On the opposite side of Nui and Lana Bay on the northeast side of Phi Phi Don is the lovely Laem Tong Beach. It's easily one of the best beaches and is the more up-market, tranquil side of the island where four higher-end resorts are situated, along with a few great beachfront restaurants and bars (Jasmin restaurant serves some of the best food and cocktails on the beach by far). Also, pretty Thai longtail boats line the shores and are ready to take visitors on island hopping trips or back to the main town of Tonsai.

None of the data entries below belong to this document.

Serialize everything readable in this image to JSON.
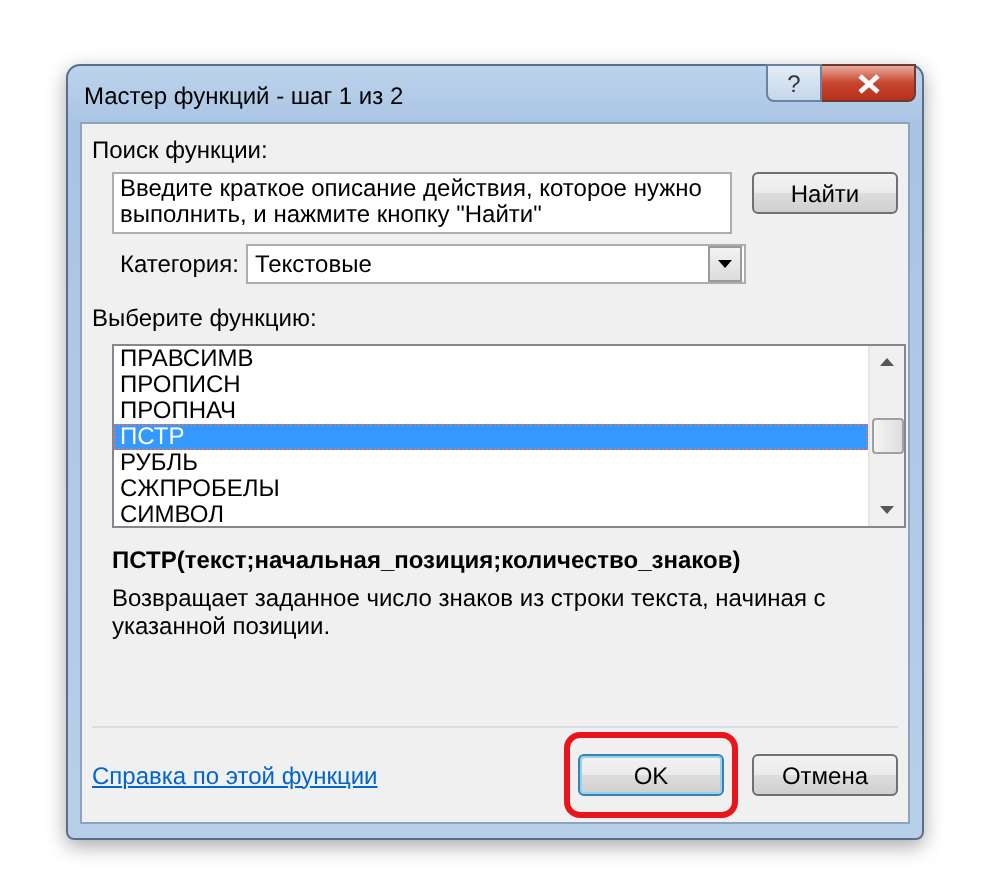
{
  "window": {
    "title": "Мастер функций - шаг 1 из 2",
    "help": "?"
  },
  "search": {
    "label": "Поиск функции:",
    "value": "Введите краткое описание действия, которое нужно выполнить, и нажмите кнопку \"Найти\"",
    "button": "Найти"
  },
  "category": {
    "label": "Категория:",
    "value": "Текстовые"
  },
  "functions": {
    "label": "Выберите функцию:",
    "items": [
      {
        "name": "ПРАВСИМВ",
        "selected": false
      },
      {
        "name": "ПРОПИСН",
        "selected": false
      },
      {
        "name": "ПРОПНАЧ",
        "selected": false
      },
      {
        "name": "ПСТР",
        "selected": true
      },
      {
        "name": "РУБЛЬ",
        "selected": false
      },
      {
        "name": "СЖПРОБЕЛЫ",
        "selected": false
      },
      {
        "name": "СИМВОЛ",
        "selected": false
      }
    ]
  },
  "signature": "ПСТР(текст;начальная_позиция;количество_знаков)",
  "description": "Возвращает заданное число знаков из строки текста, начиная с указанной позиции.",
  "help_link": "Справка по этой функции",
  "buttons": [
    {
      "label": "OK",
      "default": true,
      "highlighted": true
    },
    {
      "label": "Отмена",
      "default": false,
      "highlighted": false
    }
  ]
}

Overall there's not a huge lot to do on this beach other than admiring the atmosphere, exploring the stunning barefoot luxury resorts, enjoying some great food and drinks, swimming in the warm shallow sea, and people-watch. But it's a whole different world compared to the bustling main town where most visitors stay. There are also a couple of fantastic dive centers for those interested in scuba diving: Leisure Dive Center and Zeavola Resort's Activity Center.
- Tip: right at the northern tip of Laem Tong Beach in front of Phi Phi Natural Resort is a beautiful tree with a picture-postcard rope swing. Take a seat, swing to the heart's content, and have someone snap the most idyllic Instagram pics as you gaze out into the ocean from the tree swing.

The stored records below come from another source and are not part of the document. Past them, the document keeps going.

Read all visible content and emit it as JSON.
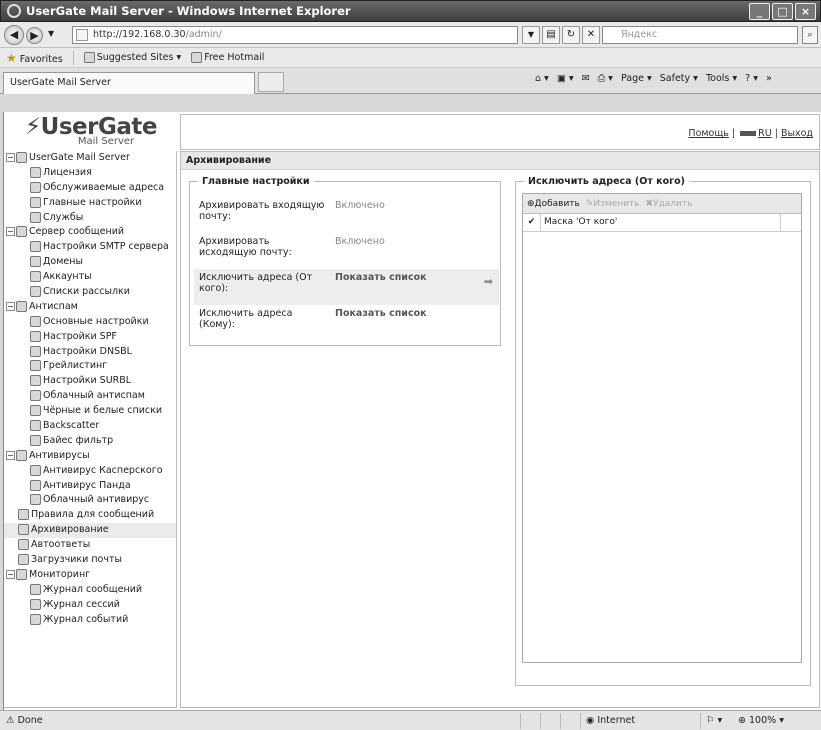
{
  "window": {
    "title": "UserGate Mail Server - Windows Internet Explorer"
  },
  "browser": {
    "url_host": "http://192.168.0.30",
    "url_path": "/admin/",
    "search_placeholder": "Яндекс",
    "favorites": "Favorites",
    "suggested": "Suggested Sites ▾",
    "hotmail": "Free Hotmail",
    "tab_title": "UserGate Mail Server",
    "cmd": {
      "page": "Page ▾",
      "safety": "Safety ▾",
      "tools": "Tools ▾"
    }
  },
  "logo": {
    "name": "UserGate",
    "sub": "Mail Server"
  },
  "header": {
    "help": "Помощь",
    "lang": "RU",
    "logout": "Выход"
  },
  "tree": [
    {
      "label": "UserGate Mail Server",
      "level": 0,
      "toggle": "⊟"
    },
    {
      "label": "Лицензия",
      "level": 2
    },
    {
      "label": "Обслуживаемые адреса",
      "level": 2
    },
    {
      "label": "Главные настройки",
      "level": 2
    },
    {
      "label": "Службы",
      "level": 2
    },
    {
      "label": "Сервер сообщений",
      "level": 0,
      "toggle": "⊟"
    },
    {
      "label": "Настройки SMTP сервера",
      "level": 2
    },
    {
      "label": "Домены",
      "level": 2
    },
    {
      "label": "Аккаунты",
      "level": 2
    },
    {
      "label": "Списки рассылки",
      "level": 2
    },
    {
      "label": "Антиспам",
      "level": 0,
      "toggle": "⊟"
    },
    {
      "label": "Основные настройки",
      "level": 2
    },
    {
      "label": "Настройки SPF",
      "level": 2
    },
    {
      "label": "Настройки DNSBL",
      "level": 2
    },
    {
      "label": "Грейлистинг",
      "level": 2
    },
    {
      "label": "Настройки SURBL",
      "level": 2
    },
    {
      "label": "Облачный антиспам",
      "level": 2
    },
    {
      "label": "Чёрные и белые списки",
      "level": 2
    },
    {
      "label": "Backscatter",
      "level": 2
    },
    {
      "label": "Байес фильтр",
      "level": 2
    },
    {
      "label": "Антивирусы",
      "level": 0,
      "toggle": "⊟"
    },
    {
      "label": "Антивирус Касперского",
      "level": 2
    },
    {
      "label": "Антивирус Панда",
      "level": 2
    },
    {
      "label": "Облачный антивирус",
      "level": 2
    },
    {
      "label": "Правила для сообщений",
      "level": 1
    },
    {
      "label": "Архивирование",
      "level": 1,
      "selected": true
    },
    {
      "label": "Автоответы",
      "level": 1
    },
    {
      "label": "Загрузчики почты",
      "level": 1
    },
    {
      "label": "Мониторинг",
      "level": 0,
      "toggle": "⊟"
    },
    {
      "label": "Журнал сообщений",
      "level": 2
    },
    {
      "label": "Журнал сессий",
      "level": 2
    },
    {
      "label": "Журнал событий",
      "level": 2
    }
  ],
  "main": {
    "title": "Архивирование",
    "settings": {
      "legend": "Главные настройки",
      "rows": [
        {
          "label": "Архивировать входящую почту:",
          "value": "Включено"
        },
        {
          "label": "Архивировать исходящую почту:",
          "value": "Включено"
        },
        {
          "label": "Исключить адреса (От кого):",
          "value": "Показать список"
        },
        {
          "label": "Исключить адреса (Кому):",
          "value": "Показать список"
        }
      ]
    },
    "exclude": {
      "legend": "Исключить адреса (От кого)",
      "add": "Добавить",
      "edit": "Изменить",
      "delete": "Удалить",
      "column": "Маска 'От кого'"
    }
  },
  "status": {
    "done": "Done",
    "zone": "Internet",
    "zoom": "100%"
  }
}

1 Discover Phi Phi Viewpoints
Phi Phi's viewpoints are key attractions and offer some of the most incredible Insta-worthy photos. There are three in total that offer paralyzing views - but the higher one goes, the better the vista. Each viewpoint demands a small fee to enter and guests usually receive a bottle of water as part of the price. The entry fee is cash only so ditch the credit cards.

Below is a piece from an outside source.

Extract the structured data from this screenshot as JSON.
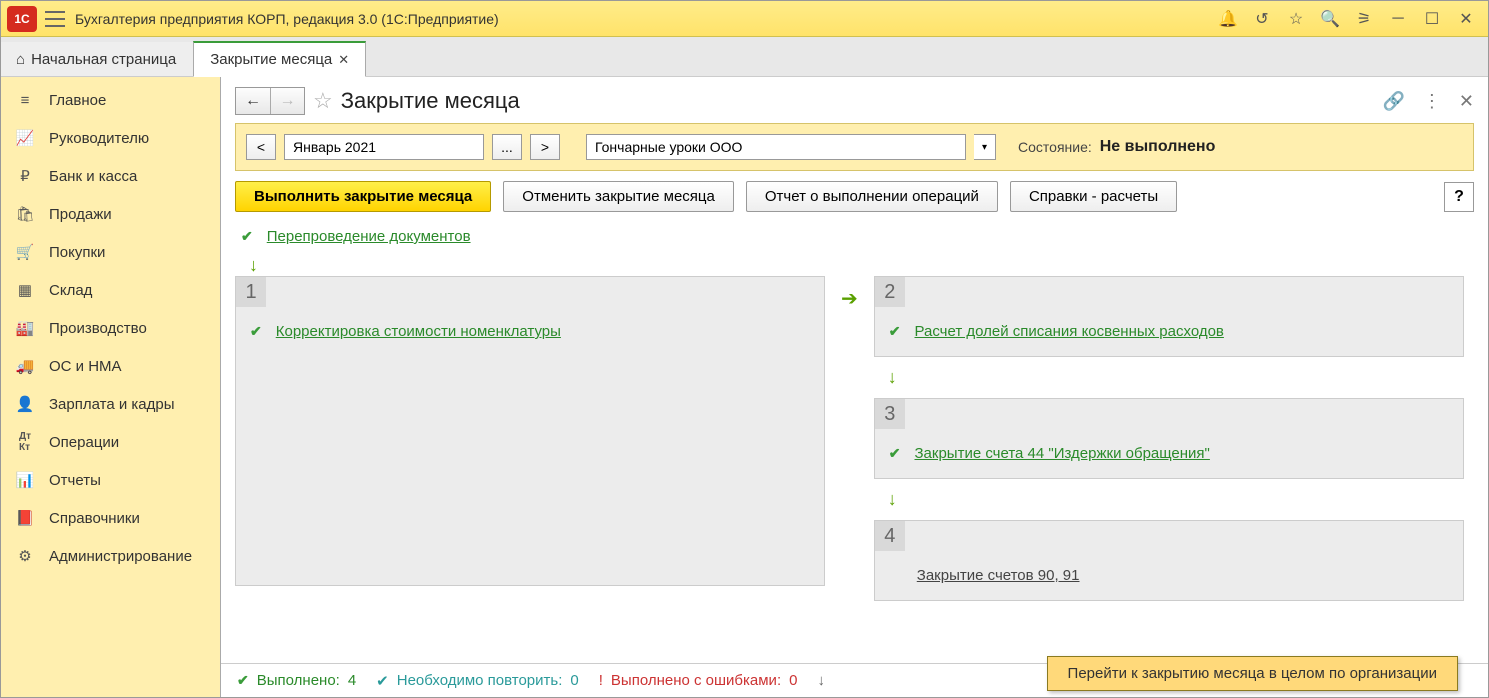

The first point opens up scenes of the island's isthmus - the thin stretch of land that the main town sits upon - but there are a few hotels in the way that block some of the views. Head up further to the second point, and hikers will find an even fuller view of the island and its signature thin strip of land. Most of the island can be seen from the second point, but there are still a few buildings and fauna blocking the entire panorama - plus, it often gets crowded.
The best and final viewpoint is where one can get the most dramatic photos and views, and better yet; there are far fewer crowds there because it takes a lot more hiking in the taxing tropical climate to reach. Big stones form the viewing platform, which makes for a beautiful setting for photos that truly completes the picture.
- Tip: time any viewpoint visit up to an hour or so before sunset for the absolute best show-stopping scenes for the Instagram feed.
Tips from someone who actually lived on Koh Phi Phi: the Phi Phi Islands consist of Phi Phi Don (the main inhabited island), Phi Phi Leh (uninhabited and to the south), the Bida Islands (uninhabited but great for diving), Bamboo Island (in the northeast), and Mosquito Island (beautiful but has been closed for many years for conservation). The main island of Phi Phi Don essentially has two halves - perhaps three if counting the small area in the middle - and visitors should consider what they want from their stay before choosing accommodation. As a general rule of thumb, the south end of the island (the main town of Tonsai) is the busy, bustling hub with lots of hotels and a vibrant backpacker scene.
It's NOT the place for those who want a quiet beach vacation - but it IS for people who love adventurous activities, partying, and awesome nightlife. Travelers in search of a peaceful, castaway Phi Phi escapade will find their place on the northeast tip of Koh Phi Phi on Laem Tong Beach. There are four small higher-end resorts on this small stretch of beach (Zeavola, Phi Phi Natural, Erawan Palms, and Holiday Inn) and three scuba diving centers. Overall the atmosphere is more idyllic and tranquil than the party town of Tonsai, and this side is significantly pricier. Staying on Laem Tong still allows access to all the Phi Phi highlights, and there are plenty of boats for island hopping tours. Adventurous visitors can even walk through the jungle to Tonsai from Laem Tong (it takes about an hour and a half) or they can walk to nearby Phi Phi Village along the path in about 30 minutes. Another high-end resort offering a quiet luxury retreat is Phi Phi Island Village, which is secluded but serene. Again, access to the island's main attractions and activities is equally as easy from here.